Songs My Mother Taught Me It is the fourth of seven songs from Dvorak’s cycle Gypsy Songs (Czech:Cigánské melodie), The Gypsy Songs are set to poems by Adolf Heyduk in both Czech and German. This song, in particular, has achieved widespread fame and has been recorded by many famous female singers.

This is my interpretation of the song which I sang at this year’s Kathleen Ferrier Bursary Competition in Blackburn. George Todica accompanied me during the competition and I hope that you like the performance.
I loved preparing this song and tried my best to get the correct feeling and colour into the Czech lyrics and to my Czech friends that listen please let me know how I could improve my pronunciation 🙂

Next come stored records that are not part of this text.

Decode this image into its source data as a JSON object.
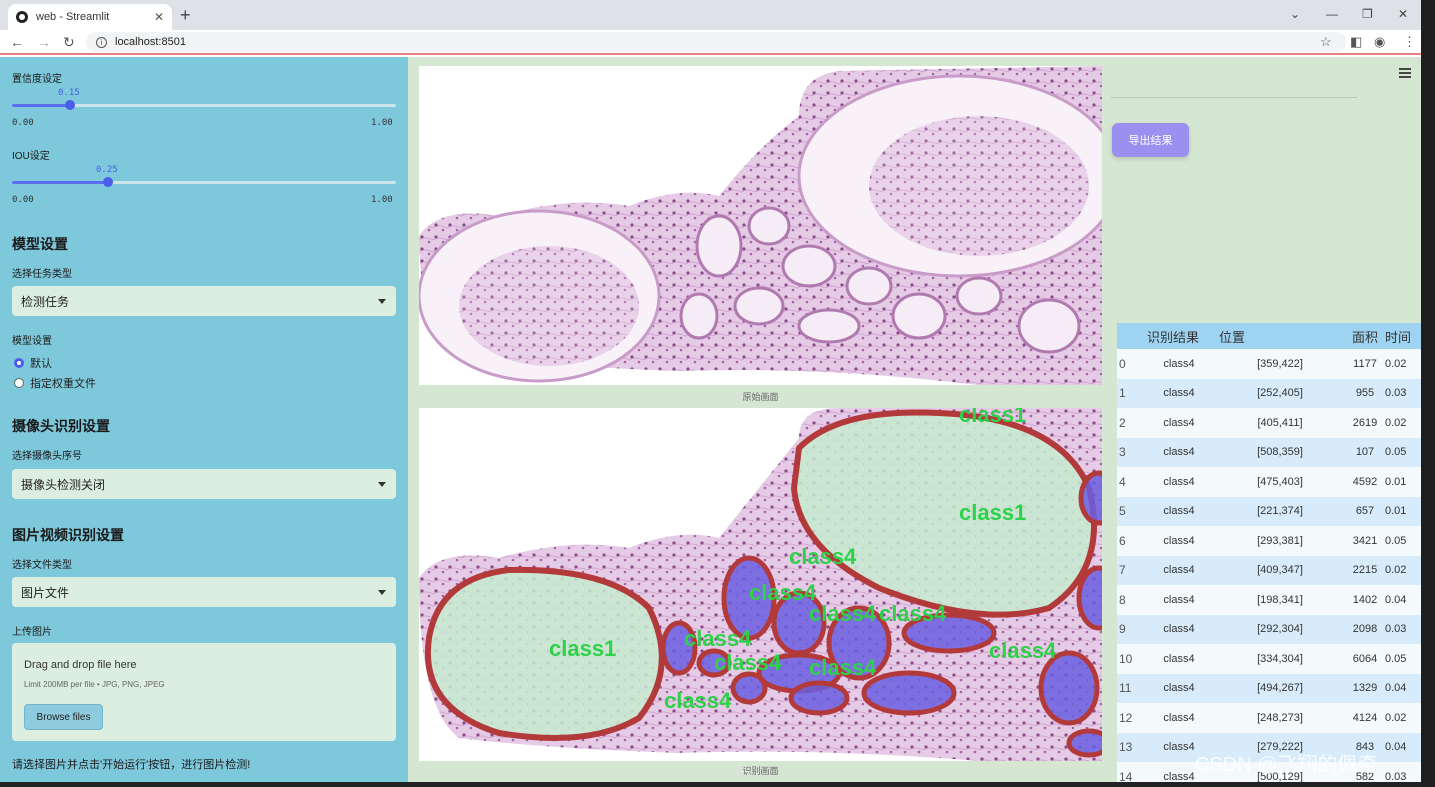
{
  "browser": {
    "tab_title": "web - Streamlit",
    "url": "localhost:8501"
  },
  "sidebar": {
    "confidence": {
      "label": "置信度设定",
      "value": "0.15",
      "value_fraction": 0.15,
      "min": "0.00",
      "max": "1.00"
    },
    "iou": {
      "label": "IOU设定",
      "value": "0.25",
      "value_fraction": 0.25,
      "min": "0.00",
      "max": "1.00"
    },
    "model_section": "模型设置",
    "task_label": "选择任务类型",
    "task_value": "检测任务",
    "model_label": "模型设置",
    "radio_default": "默认",
    "radio_custom": "指定权重文件",
    "camera_section": "摄像头识别设置",
    "camera_label": "选择摄像头序号",
    "camera_value": "摄像头检测关闭",
    "media_section": "图片视频识别设置",
    "file_type_label": "选择文件类型",
    "file_type_value": "图片文件",
    "upload_label": "上传图片",
    "upload_drag": "Drag and drop file here",
    "upload_limit": "Limit 200MB per file • JPG, PNG, JPEG",
    "browse_button": "Browse files",
    "footer_hint": "请选择图片并点击'开始运行'按钮，进行图片检测!"
  },
  "main": {
    "original_caption": "原始画面",
    "result_caption": "识别画面",
    "export_button": "导出结果",
    "overlay_labels": [
      "class1",
      "class1",
      "class1",
      "class4",
      "class4",
      "class4",
      "class4",
      "class4",
      "class4",
      "class4",
      "class4",
      "class4"
    ],
    "table": {
      "headers": [
        "",
        "识别结果",
        "位置",
        "面积",
        "时间"
      ],
      "rows": [
        [
          "0",
          "class4",
          "[359,422]",
          "1177",
          "0.02"
        ],
        [
          "1",
          "class4",
          "[252,405]",
          "955",
          "0.03"
        ],
        [
          "2",
          "class4",
          "[405,411]",
          "2619",
          "0.02"
        ],
        [
          "3",
          "class4",
          "[508,359]",
          "107",
          "0.05"
        ],
        [
          "4",
          "class4",
          "[475,403]",
          "4592",
          "0.01"
        ],
        [
          "5",
          "class4",
          "[221,374]",
          "657",
          "0.01"
        ],
        [
          "6",
          "class4",
          "[293,381]",
          "3421",
          "0.05"
        ],
        [
          "7",
          "class4",
          "[409,347]",
          "2215",
          "0.02"
        ],
        [
          "8",
          "class4",
          "[198,341]",
          "1402",
          "0.04"
        ],
        [
          "9",
          "class4",
          "[292,304]",
          "2098",
          "0.03"
        ],
        [
          "10",
          "class4",
          "[334,304]",
          "6064",
          "0.05"
        ],
        [
          "11",
          "class4",
          "[494,267]",
          "1329",
          "0.04"
        ],
        [
          "12",
          "class4",
          "[248,273]",
          "4124",
          "0.02"
        ],
        [
          "13",
          "class4",
          "[279,222]",
          "843",
          "0.04"
        ],
        [
          "14",
          "class4",
          "[500,129]",
          "582",
          "0.03"
        ]
      ]
    }
  },
  "watermark": "CSDN @飞翔的佩奇",
  "colors": {
    "sidebar": "#7ec8dc",
    "main": "#d5e6d3",
    "accent": "#4a5de8",
    "export": "#9b8ff0",
    "seg_outline": "#b33a3a",
    "seg_class1": "#c5ecd0",
    "seg_class4": "#6a5fe0"
  }
}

The original Czech lyrics

Když mne stará matka zpívat, zpívat učívala,
podivno, že často, často slzívala.
A teď také pláčem snědé líce mučím,
když cigánské děti hrát a zpívat, hrát a zpívat učím!
The English transalation of the lyrics

Songs my mother taught me, In the days long vanished;
Seldom from her eyelids were the teardrops banished.
Now I teach my children, each melodious measure.
Oft the tears are flowing, oft they flow from my memory’s treasure.

Photo-Ferrier